In the case of McCord v. Commissioner, 120 T.C. 258 (2003), the Tax Court held that this recapture of the paid gift tax was “too speculative” to be considered in valuing a gift. However, on appeal, the Fifth Circuit Court of Appeal reversed that result. Nevertheless, the IRS continues to hold the Tax Court’s position when the donor was not within the purview of the Fifth Circuit.

In Steinberg, however (which is appealable to the Second Circuit), the Tax Court reconsidered its earlier position. In that case, the donees agreed in writing that, if the donor died within three years, that each donee would pay any additional estate tax resulting because the gift tax paid would be includable in the taxable estate of the donor pursuant to IRC §2035(b). On the donor’s gift tax return, Form 709, the donor reported the gifts, but reduced their value based on an actuarial computation of the “expected” amount of such additional tax, considering the likelihood that the donor would die within those 3 years. In so doing, the donor’s preparer tried to estimate the probability and expected value of the additional taxes as liability being assumed by the donees, thereby reducing the value of the gifts.

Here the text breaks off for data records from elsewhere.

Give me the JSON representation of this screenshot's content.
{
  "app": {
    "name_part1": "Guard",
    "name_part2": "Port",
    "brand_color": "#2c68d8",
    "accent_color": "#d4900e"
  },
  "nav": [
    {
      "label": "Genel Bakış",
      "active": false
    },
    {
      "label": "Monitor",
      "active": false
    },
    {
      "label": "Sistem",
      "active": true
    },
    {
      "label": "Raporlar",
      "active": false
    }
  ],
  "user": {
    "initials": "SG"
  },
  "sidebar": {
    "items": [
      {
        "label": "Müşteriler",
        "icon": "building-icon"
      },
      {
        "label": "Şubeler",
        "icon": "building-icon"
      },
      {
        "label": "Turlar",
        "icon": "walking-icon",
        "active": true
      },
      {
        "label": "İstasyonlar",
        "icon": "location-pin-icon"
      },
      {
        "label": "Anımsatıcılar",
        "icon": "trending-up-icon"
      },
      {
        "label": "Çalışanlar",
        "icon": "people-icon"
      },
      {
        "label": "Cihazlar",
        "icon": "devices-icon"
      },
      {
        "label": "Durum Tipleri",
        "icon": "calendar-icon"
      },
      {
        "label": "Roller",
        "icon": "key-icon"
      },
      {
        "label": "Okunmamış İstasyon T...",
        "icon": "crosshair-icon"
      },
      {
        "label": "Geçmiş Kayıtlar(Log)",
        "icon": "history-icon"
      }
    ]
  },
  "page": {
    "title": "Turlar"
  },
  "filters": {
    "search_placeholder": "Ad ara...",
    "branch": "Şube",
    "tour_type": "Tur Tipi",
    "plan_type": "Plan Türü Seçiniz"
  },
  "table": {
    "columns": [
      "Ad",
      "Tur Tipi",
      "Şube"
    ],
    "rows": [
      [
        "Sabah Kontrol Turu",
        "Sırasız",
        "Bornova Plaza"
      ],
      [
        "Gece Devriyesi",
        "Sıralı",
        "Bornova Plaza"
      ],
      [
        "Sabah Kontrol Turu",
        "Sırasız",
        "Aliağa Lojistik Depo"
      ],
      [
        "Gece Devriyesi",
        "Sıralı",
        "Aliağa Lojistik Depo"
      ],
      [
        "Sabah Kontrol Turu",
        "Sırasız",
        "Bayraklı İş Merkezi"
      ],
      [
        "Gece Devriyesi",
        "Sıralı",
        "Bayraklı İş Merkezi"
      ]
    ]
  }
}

While recognizing the tax might never be paid, the Steinberg Court nevertheless noted that a willing buyer would have demanded some reduction in a purchase price to compensate for the risk of having to pay the additional estate taxes. The Court also found that it was clearly a risk that could be valued. Thus, the Court refused to continue to follow the McCord holding, and instead allowed a reduction in the value of the gift for the possibility that an additional estate tax might be paid by the donees.

The actuarial value of survival for 3 years will always depend upon the age of the donor at the time of the gift. For example, a 60 year-old donor has about a 3% chance of not surviving to age 63. On the other hand, a 90 year-old donor has a more than a 50% chance of not surviving to age 93. Accordingly, this discount technique should be considered mostly for older donors.